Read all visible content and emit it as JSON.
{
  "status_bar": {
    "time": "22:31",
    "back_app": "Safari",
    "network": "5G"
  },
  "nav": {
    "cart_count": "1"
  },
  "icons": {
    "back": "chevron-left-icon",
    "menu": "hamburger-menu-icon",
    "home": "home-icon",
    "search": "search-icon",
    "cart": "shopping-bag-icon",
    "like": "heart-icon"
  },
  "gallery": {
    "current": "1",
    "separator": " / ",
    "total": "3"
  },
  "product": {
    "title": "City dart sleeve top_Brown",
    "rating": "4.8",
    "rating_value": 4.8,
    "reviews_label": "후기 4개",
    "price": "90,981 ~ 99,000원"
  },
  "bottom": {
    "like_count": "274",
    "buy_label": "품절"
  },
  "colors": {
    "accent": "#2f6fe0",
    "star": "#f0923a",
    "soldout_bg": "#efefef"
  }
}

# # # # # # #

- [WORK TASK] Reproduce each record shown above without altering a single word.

- [SOLVED EXERCISE]
Read all visible content and emit it as JSON.
{
  "status_bar": {
    "time": "22:31",
    "back_app": "Safari",
    "network": "5G"
  },
  "nav": {
    "cart_count": "1"
  },
  "icons": {
    "back": "chevron-left-icon",
    "menu": "hamburger-menu-icon",
    "home": "home-icon",
    "search": "search-icon",
    "cart": "shopping-bag-icon",
    "like": "heart-icon"
  },
  "gallery": {
    "current": "1",
    "separator": " / ",
    "total": "3"
  },
  "product": {
    "title": "City dart sleeve top_Brown",
    "rating": "4.8",
    "rating_value": 4.8,
    "reviews_label": "후기 4개",
    "price": "90,981 ~ 99,000원"
  },
  "bottom": {
    "like_count": "274",
    "buy_label": "품절"
  },
  "colors": {
    "accent": "#2f6fe0",
    "star": "#f0923a",
    "soldout_bg": "#efefef"
  }
}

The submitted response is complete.